App and web page records:
Segment Open

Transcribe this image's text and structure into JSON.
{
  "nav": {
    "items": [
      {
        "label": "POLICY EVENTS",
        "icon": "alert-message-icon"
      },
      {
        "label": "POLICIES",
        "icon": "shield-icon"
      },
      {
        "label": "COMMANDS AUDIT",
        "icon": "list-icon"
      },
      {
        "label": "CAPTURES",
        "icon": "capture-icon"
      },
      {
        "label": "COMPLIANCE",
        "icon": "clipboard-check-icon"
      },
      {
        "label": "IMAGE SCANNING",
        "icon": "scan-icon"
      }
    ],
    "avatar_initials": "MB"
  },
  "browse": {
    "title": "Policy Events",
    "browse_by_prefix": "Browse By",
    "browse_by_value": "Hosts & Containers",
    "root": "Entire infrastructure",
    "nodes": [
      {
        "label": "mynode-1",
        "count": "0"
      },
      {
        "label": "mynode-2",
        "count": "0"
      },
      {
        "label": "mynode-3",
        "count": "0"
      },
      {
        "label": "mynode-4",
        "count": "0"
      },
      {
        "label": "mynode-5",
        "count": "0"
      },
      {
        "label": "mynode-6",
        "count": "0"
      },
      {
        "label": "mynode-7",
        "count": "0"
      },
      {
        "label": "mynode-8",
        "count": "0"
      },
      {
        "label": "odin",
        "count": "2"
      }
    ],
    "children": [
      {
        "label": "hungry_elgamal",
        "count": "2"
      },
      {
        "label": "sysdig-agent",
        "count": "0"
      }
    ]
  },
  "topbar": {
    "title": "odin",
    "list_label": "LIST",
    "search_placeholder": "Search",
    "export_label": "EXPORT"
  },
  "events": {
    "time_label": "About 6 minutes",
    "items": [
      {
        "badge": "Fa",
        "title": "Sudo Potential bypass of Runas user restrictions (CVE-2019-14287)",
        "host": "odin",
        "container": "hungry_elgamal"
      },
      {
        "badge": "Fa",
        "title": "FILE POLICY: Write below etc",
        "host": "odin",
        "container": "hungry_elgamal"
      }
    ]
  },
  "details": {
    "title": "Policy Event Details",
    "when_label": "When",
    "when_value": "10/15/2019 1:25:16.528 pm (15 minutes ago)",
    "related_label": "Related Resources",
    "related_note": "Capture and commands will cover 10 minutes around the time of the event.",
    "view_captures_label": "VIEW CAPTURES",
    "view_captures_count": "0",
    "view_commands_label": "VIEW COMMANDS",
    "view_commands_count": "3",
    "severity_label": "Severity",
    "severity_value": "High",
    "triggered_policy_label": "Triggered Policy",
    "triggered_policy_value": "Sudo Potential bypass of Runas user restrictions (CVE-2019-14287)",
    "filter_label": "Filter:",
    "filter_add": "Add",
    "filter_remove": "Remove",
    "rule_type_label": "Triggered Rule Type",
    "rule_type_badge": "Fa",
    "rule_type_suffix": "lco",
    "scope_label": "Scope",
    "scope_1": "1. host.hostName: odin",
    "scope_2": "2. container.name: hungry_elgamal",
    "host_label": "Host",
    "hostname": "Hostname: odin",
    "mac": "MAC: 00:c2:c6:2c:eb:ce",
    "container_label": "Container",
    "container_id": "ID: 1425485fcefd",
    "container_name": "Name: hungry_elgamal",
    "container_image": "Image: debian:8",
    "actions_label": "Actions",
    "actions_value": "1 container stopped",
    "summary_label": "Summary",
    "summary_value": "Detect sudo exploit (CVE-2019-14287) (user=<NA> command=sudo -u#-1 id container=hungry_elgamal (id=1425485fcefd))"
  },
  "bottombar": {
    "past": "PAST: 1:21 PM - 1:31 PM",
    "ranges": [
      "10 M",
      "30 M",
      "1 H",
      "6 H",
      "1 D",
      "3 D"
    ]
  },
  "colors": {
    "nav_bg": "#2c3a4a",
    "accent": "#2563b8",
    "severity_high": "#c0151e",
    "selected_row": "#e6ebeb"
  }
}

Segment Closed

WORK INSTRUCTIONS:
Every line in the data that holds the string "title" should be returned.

THE COMPLETED TASK:
    "title": "Policy Events",
    "title": "odin",
        "title": "Sudo Potential bypass of Runas user restrictions (CVE-2019-14287)",
        "title": "FILE POLICY: Write below etc",
    "title": "Policy Event Details",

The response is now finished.